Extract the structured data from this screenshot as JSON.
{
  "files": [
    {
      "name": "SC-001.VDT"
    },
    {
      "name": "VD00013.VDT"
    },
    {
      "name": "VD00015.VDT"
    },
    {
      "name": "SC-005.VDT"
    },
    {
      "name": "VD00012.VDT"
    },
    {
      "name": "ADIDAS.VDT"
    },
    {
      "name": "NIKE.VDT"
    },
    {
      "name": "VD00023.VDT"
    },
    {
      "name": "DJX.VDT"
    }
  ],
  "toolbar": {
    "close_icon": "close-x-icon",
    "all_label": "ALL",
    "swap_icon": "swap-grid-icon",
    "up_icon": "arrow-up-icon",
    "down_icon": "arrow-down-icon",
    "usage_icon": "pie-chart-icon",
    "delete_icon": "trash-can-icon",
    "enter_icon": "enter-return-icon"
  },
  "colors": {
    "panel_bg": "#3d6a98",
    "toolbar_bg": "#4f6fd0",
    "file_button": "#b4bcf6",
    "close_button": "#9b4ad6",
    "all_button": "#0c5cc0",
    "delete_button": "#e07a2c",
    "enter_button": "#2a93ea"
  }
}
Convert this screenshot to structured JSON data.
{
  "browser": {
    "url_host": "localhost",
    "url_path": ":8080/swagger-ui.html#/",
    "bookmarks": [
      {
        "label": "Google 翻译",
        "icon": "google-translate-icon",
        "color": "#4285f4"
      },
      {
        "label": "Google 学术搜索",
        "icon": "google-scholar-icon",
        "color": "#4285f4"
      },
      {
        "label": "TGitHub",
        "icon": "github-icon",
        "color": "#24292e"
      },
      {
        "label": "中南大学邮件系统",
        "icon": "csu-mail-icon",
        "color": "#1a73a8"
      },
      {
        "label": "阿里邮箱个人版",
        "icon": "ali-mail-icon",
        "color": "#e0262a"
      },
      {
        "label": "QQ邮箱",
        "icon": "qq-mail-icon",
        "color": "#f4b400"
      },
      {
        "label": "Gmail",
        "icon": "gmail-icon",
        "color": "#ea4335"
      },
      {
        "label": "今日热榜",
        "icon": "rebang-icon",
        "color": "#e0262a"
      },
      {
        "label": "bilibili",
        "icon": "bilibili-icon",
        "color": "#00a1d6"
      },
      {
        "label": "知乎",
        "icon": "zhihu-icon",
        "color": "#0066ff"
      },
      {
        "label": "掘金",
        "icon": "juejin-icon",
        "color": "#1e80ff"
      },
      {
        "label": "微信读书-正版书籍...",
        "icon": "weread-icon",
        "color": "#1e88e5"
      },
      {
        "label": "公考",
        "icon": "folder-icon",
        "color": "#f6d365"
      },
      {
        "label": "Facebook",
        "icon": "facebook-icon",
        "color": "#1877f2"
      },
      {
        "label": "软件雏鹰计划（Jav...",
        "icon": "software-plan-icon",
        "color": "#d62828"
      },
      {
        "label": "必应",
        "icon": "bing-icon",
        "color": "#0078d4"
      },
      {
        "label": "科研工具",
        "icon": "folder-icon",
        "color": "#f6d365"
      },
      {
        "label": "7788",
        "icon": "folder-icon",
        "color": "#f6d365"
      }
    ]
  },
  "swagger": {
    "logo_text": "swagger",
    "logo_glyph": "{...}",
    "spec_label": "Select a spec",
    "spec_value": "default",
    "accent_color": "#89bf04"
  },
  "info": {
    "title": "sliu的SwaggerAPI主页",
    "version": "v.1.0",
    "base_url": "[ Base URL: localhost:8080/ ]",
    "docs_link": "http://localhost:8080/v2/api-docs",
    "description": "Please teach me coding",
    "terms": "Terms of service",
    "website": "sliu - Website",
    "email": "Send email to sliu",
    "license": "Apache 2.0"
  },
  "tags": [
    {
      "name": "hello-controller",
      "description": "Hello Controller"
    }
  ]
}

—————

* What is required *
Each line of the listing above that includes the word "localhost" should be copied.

* Solution to this problem *
    "url_host": "localhost",
    "base_url": "[ Base URL: localhost:8080/ ]",
    "docs_link": "http://localhost:8080/v2/api-docs",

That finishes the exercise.